> EXERCISE DESCRIPTION
What this exercise needs is every entry restated as written, with no pictures.

Dataset entries
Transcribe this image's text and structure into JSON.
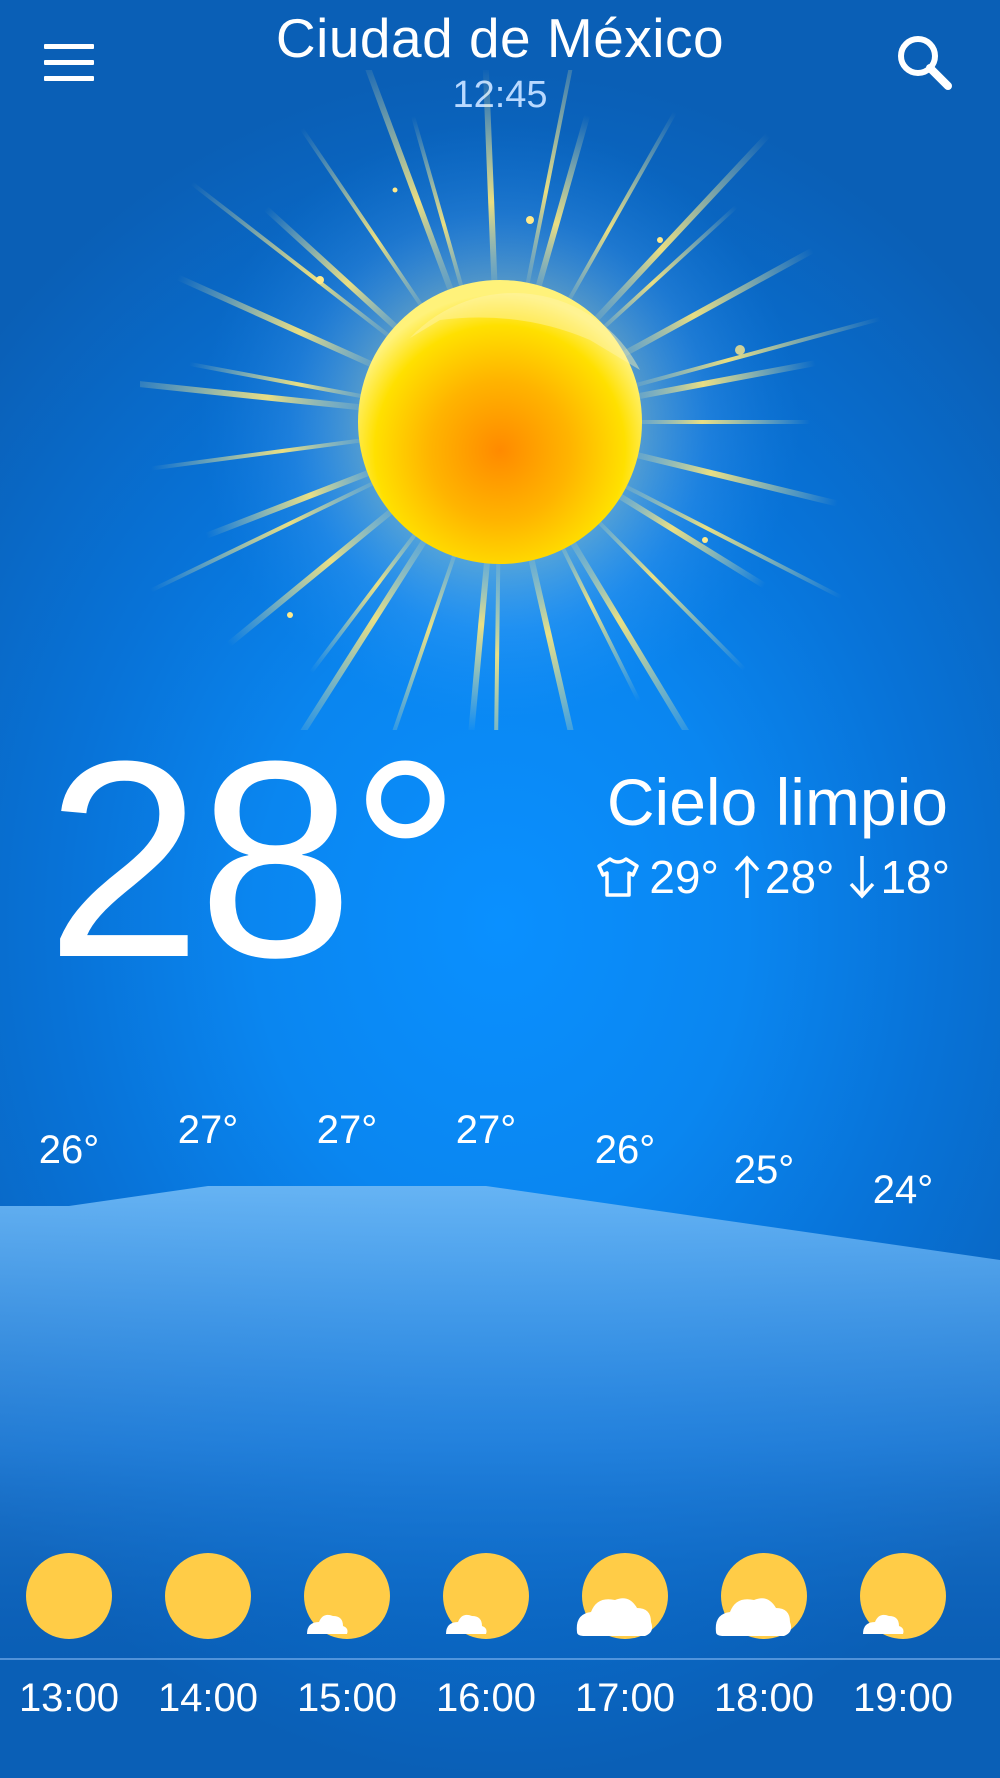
{
  "header": {
    "city": "Ciudad de México",
    "time": "12:45",
    "menu_icon": "hamburger-menu-icon",
    "search_icon": "search-icon"
  },
  "current": {
    "temperature": "28°",
    "condition": "Cielo limpio",
    "feels_like": "29°",
    "high": "28°",
    "low": "18°",
    "weather_icon": "sun-icon"
  },
  "colors": {
    "accent_sun": "#ffd24a",
    "background": "#0a86f0"
  },
  "hourly": [
    {
      "time": "13:00",
      "temp": "26°",
      "icon": "sun-icon",
      "value": 26
    },
    {
      "time": "14:00",
      "temp": "27°",
      "icon": "sun-icon",
      "value": 27
    },
    {
      "time": "15:00",
      "temp": "27°",
      "icon": "sun-small-cloud-icon",
      "value": 27
    },
    {
      "time": "16:00",
      "temp": "27°",
      "icon": "sun-small-cloud-icon",
      "value": 27
    },
    {
      "time": "17:00",
      "temp": "26°",
      "icon": "sun-cloud-icon",
      "value": 26
    },
    {
      "time": "18:00",
      "temp": "25°",
      "icon": "sun-cloud-icon",
      "value": 25
    },
    {
      "time": "19:00",
      "temp": "24°",
      "icon": "sun-small-cloud-icon",
      "value": 24
    }
  ]
}
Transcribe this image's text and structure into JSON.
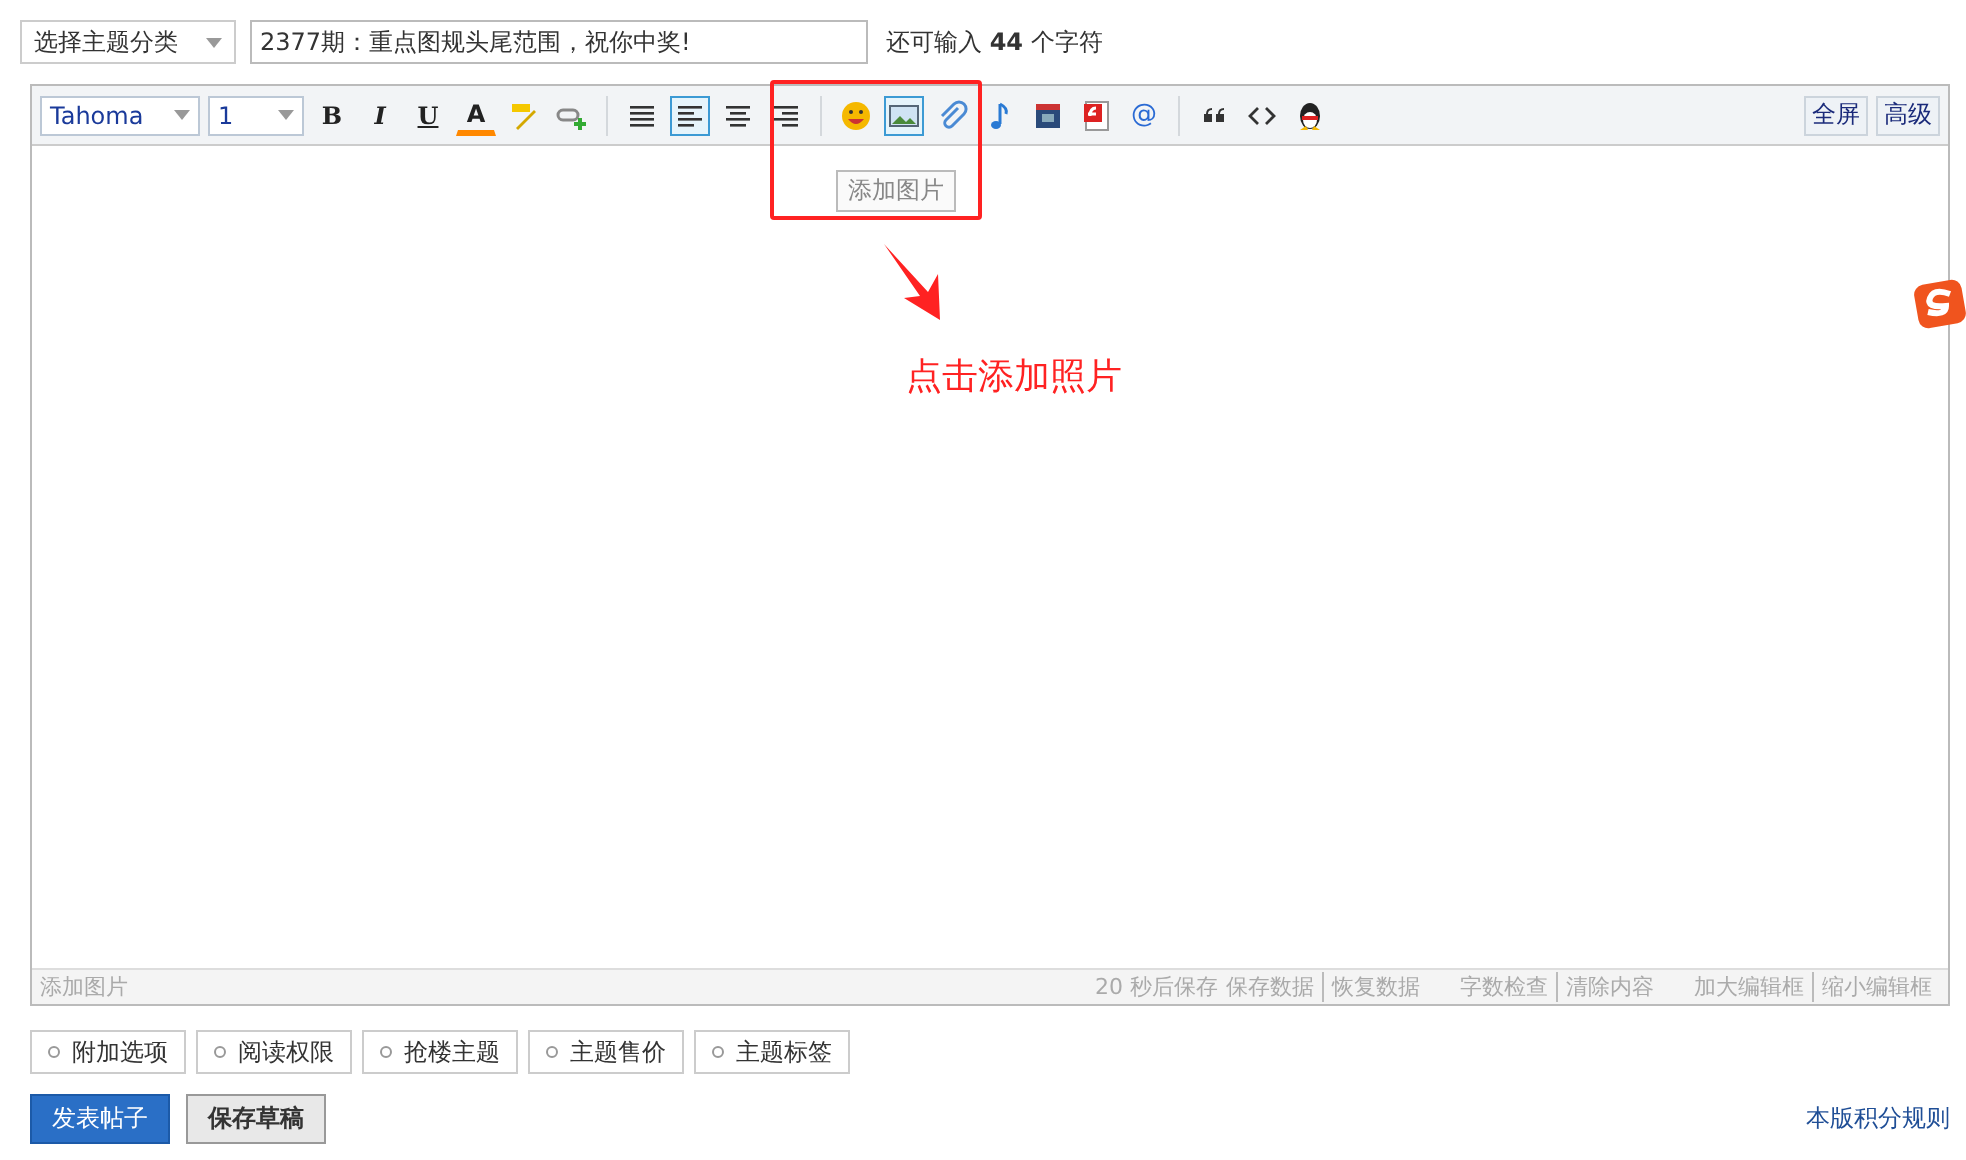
{
  "category_select": {
    "value": "选择主题分类"
  },
  "title_input": {
    "value": "2377期：重点图规头尾范围，祝你中奖!"
  },
  "char_counter": {
    "prefix": "还可输入",
    "count": "44",
    "suffix": "个字符"
  },
  "toolbar": {
    "font": "Tahoma",
    "size": "1",
    "groups": [
      [
        {
          "kind": "bold",
          "label": "B",
          "selected": false
        },
        {
          "kind": "italic",
          "label": "I",
          "selected": false
        },
        {
          "kind": "underline",
          "label": "U",
          "selected": false
        },
        {
          "kind": "color",
          "label": "A",
          "selected": false
        },
        {
          "kind": "highlight",
          "selected": false
        },
        {
          "kind": "link",
          "selected": false
        }
      ],
      [
        {
          "kind": "align-justify",
          "selected": false
        },
        {
          "kind": "align-left",
          "selected": true
        },
        {
          "kind": "align-center",
          "selected": false
        },
        {
          "kind": "align-right",
          "selected": false
        }
      ],
      [
        {
          "kind": "smiley",
          "selected": false
        },
        {
          "kind": "image",
          "selected": true
        },
        {
          "kind": "attach",
          "selected": false
        },
        {
          "kind": "music",
          "selected": false
        },
        {
          "kind": "video",
          "selected": false
        },
        {
          "kind": "flash",
          "selected": false
        },
        {
          "kind": "at",
          "label": "@",
          "selected": false
        }
      ],
      [
        {
          "kind": "quote",
          "selected": false
        },
        {
          "kind": "code",
          "selected": false
        },
        {
          "kind": "penguin",
          "selected": false
        }
      ]
    ],
    "view_buttons": [
      "全屏",
      "高级"
    ]
  },
  "tooltip": "添加图片",
  "annotation": {
    "text": "点击添加照片"
  },
  "footer": {
    "status": "添加图片",
    "autosave": "20 秒后保存",
    "link_groups": [
      [
        "保存数据",
        "恢复数据"
      ],
      [
        "字数检查",
        "清除内容"
      ],
      [
        "加大编辑框",
        "缩小编辑框"
      ]
    ]
  },
  "options": [
    "附加选项",
    "阅读权限",
    "抢楼主题",
    "主题售价",
    "主题标签"
  ],
  "actions": [
    {
      "label": "发表帖子",
      "kind": "primary"
    },
    {
      "label": "保存草稿",
      "kind": "secondary"
    }
  ],
  "rules_link": "本版积分规则"
}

> COMPLETED EXERCISE
Transcribe this image's text and structure into JSON.
{
  "header": {
    "city": "Ciudad de México",
    "time": "12:45",
    "menu_icon": "hamburger-menu-icon",
    "search_icon": "search-icon"
  },
  "current": {
    "temperature": "28°",
    "condition": "Cielo limpio",
    "feels_like": "29°",
    "high": "28°",
    "low": "18°",
    "weather_icon": "sun-icon"
  },
  "colors": {
    "accent_sun": "#ffd24a",
    "background": "#0a86f0"
  },
  "hourly": [
    {
      "time": "13:00",
      "temp": "26°",
      "icon": "sun-icon",
      "value": 26
    },
    {
      "time": "14:00",
      "temp": "27°",
      "icon": "sun-icon",
      "value": 27
    },
    {
      "time": "15:00",
      "temp": "27°",
      "icon": "sun-small-cloud-icon",
      "value": 27
    },
    {
      "time": "16:00",
      "temp": "27°",
      "icon": "sun-small-cloud-icon",
      "value": 27
    },
    {
      "time": "17:00",
      "temp": "26°",
      "icon": "sun-cloud-icon",
      "value": 26
    },
    {
      "time": "18:00",
      "temp": "25°",
      "icon": "sun-cloud-icon",
      "value": 25
    },
    {
      "time": "19:00",
      "temp": "24°",
      "icon": "sun-small-cloud-icon",
      "value": 24
    }
  ]
}
Transcribe this image's text and structure into JSON.
{
  "category_select": {
    "value": "选择主题分类"
  },
  "title_input": {
    "value": "2377期：重点图规头尾范围，祝你中奖!"
  },
  "char_counter": {
    "prefix": "还可输入",
    "count": "44",
    "suffix": "个字符"
  },
  "toolbar": {
    "font": "Tahoma",
    "size": "1",
    "groups": [
      [
        {
          "kind": "bold",
          "label": "B",
          "selected": false
        },
        {
          "kind": "italic",
          "label": "I",
          "selected": false
        },
        {
          "kind": "underline",
          "label": "U",
          "selected": false
        },
        {
          "kind": "color",
          "label": "A",
          "selected": false
        },
        {
          "kind": "highlight",
          "selected": false
        },
        {
          "kind": "link",
          "selected": false
        }
      ],
      [
        {
          "kind": "align-justify",
          "selected": false
        },
        {
          "kind": "align-left",
          "selected": true
        },
        {
          "kind": "align-center",
          "selected": false
        },
        {
          "kind": "align-right",
          "selected": false
        }
      ],
      [
        {
          "kind": "smiley",
          "selected": false
        },
        {
          "kind": "image",
          "selected": true
        },
        {
          "kind": "attach",
          "selected": false
        },
        {
          "kind": "music",
          "selected": false
        },
        {
          "kind": "video",
          "selected": false
        },
        {
          "kind": "flash",
          "selected": false
        },
        {
          "kind": "at",
          "label": "@",
          "selected": false
        }
      ],
      [
        {
          "kind": "quote",
          "selected": false
        },
        {
          "kind": "code",
          "selected": false
        },
        {
          "kind": "penguin",
          "selected": false
        }
      ]
    ],
    "view_buttons": [
      "全屏",
      "高级"
    ]
  },
  "tooltip": "添加图片",
  "annotation": {
    "text": "点击添加照片"
  },
  "footer": {
    "status": "添加图片",
    "autosave": "20 秒后保存",
    "link_groups": [
      [
        "保存数据",
        "恢复数据"
      ],
      [
        "字数检查",
        "清除内容"
      ],
      [
        "加大编辑框",
        "缩小编辑框"
      ]
    ]
  },
  "options": [
    "附加选项",
    "阅读权限",
    "抢楼主题",
    "主题售价",
    "主题标签"
  ],
  "actions": [
    {
      "label": "发表帖子",
      "kind": "primary"
    },
    {
      "label": "保存草稿",
      "kind": "secondary"
    }
  ],
  "rules_link": "本版积分规则"
}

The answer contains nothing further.